  4. In the gastrointestinal tract, the parathyroid gland doesn’t have a direct effect, but it increases vitamin D synthesis, which then increases calcium and phosphate reabsorption from the gut.

Diseases and Disorders of Parathyroid Gland

The following are some of the disorders and diseases associated with the parathyroid gland;

1. Primary Hyperparathyroidism

  • Primary hyperparathyroidism is a common disorder that affects about 2% of the population over the age of 55, especially in women than in men.
  • It results from adenoma, hypertrophy of the glands as well as carcinoma. The hypersecretion of the hormone results in hypercalcemia and weak bones.
  • Primary hyperparathyroidism is easier to diagnose as these can be detected by an increased level of calcium ions in the blood.

2. Secondary hyperparathyroidism

  • Secondary hyperparathyroidism is characterized by appropriate secretion of parathormone as a result of low calcium levels.
  • However, the increased secretion might lead to hypercalcemia followed by primary hyperparathyroidism.
  • The symptoms of secondary hyperparathyroidism include kidney stones, bone pain, and gastroesophageal reflux.

3. Hypoparathyroidism

  • Hypoparathyroidism is a condition characterized by the decreased release of parathyroid hormone.
  • The condition results in hypocalcemia, hyperphosphatemia, and increased calcium ions.
  • It might result from different factors that can be genetic, autoimmune, or other diseases.
  • It has been observed that chronic hypoparathyroidism can lead to tetany, seizures as well as distorted bone microarchitecture.

4. Parathyroid Carcinoma

  • Parathyroid carcinoma is a rare malignancy resulting in other conditions like primary hyperparathyroidism in middle-aged adults.
  • The carcinoma might result in both renal as well as skeletal symptoms like renal colic, polyuria, fractures, and osteopenia.
  • The definitive diagnosis of parathyroid carcinoma can be made by surgical resection with subsequent histological analysis.

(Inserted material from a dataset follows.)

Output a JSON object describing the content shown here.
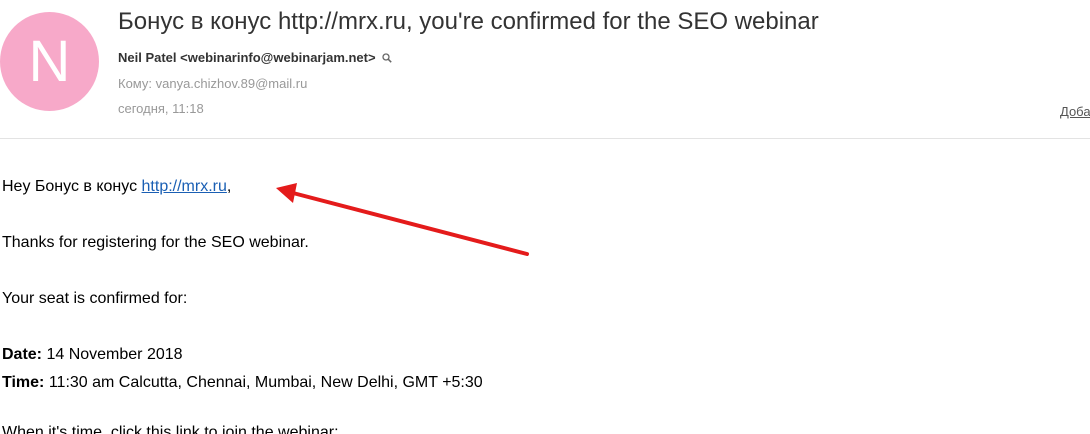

  1. Hall JE and Guyton AC. (2011) Textbook of Medical Physiology. Twelfth Edition. Elsevier Saunders.
  2. Waugh A and Grant A. (2004) Anatomy and Physiology. Ninth Edition. Churchill Livingstone.
  3. Marieb EN and Hoehn K. (2013) Human Anatomy and Physiology. Ninth Edition. Pearson Education, Inc. 
  4. Rastogi SC. (2007) Essentials of Human Physiology. Fourth Edition. New Age International Limited.
  5. Lofrese JJ, Basit H, Lappin SL. Physiology, Parathyroid. [Updated 2020 Jul 26]. In: StatPearls [Internet]. Treasure Island (FL): StatPearls Publishing; 2021 Jan-. Available from:
  6. Khan M, Jose A, Sharma S. Physiology, Parathyroid Hormone. [Updated 2021 Mar 21]. In: StatPearls [Internet]. Treasure Island (FL): StatPearls Publishing; 2021 Jan-. Available from:
  7. Brown MB, Limaiem F. Histology, Parathyroid Gland. [Updated 2020 Jul 3]. In: StatPearls [Internet]. Treasure Island (FL): StatPearls Publishing; 2021 Jan-. Available from:
  8. Taterra, Dominik et al. “The prevalence and anatomy of parathyroid glands: a meta-analysis with implications for parathyroid surgery.” Langenbeck’s archives of surgery vol. 404,1 (2019): 63-70. doi:10.1007/s00423-019-01751-8
  9. Goltzman D. Physiology of Parathyroid Hormone. Endocrinol Metab Clin North Am. 2018 Dec;47(4):743-758. doi: 10.1016/j.ecl.2018.07.003. Epub 2018 Oct 11. PMID: 30390810.
  10. Ghandur-Mnaymneh, L et al. “The parathyroid gland in health and disease.” The American journal of pathology vol. 125,2 (1986): 292-9.

About Author

Photo of author

Anupama Sapkota

Anupama Sapkota has a bachelor’s degree (B.Sc.) in Microbiology from St. Xavier's College, Kathmandu, Nepal. She is particularly interested in studies regarding antibiotic resistance with a focus on drug discovery.

Leave a Comment

This site uses Akismet to reduce spam. Learn how your comment data is processed.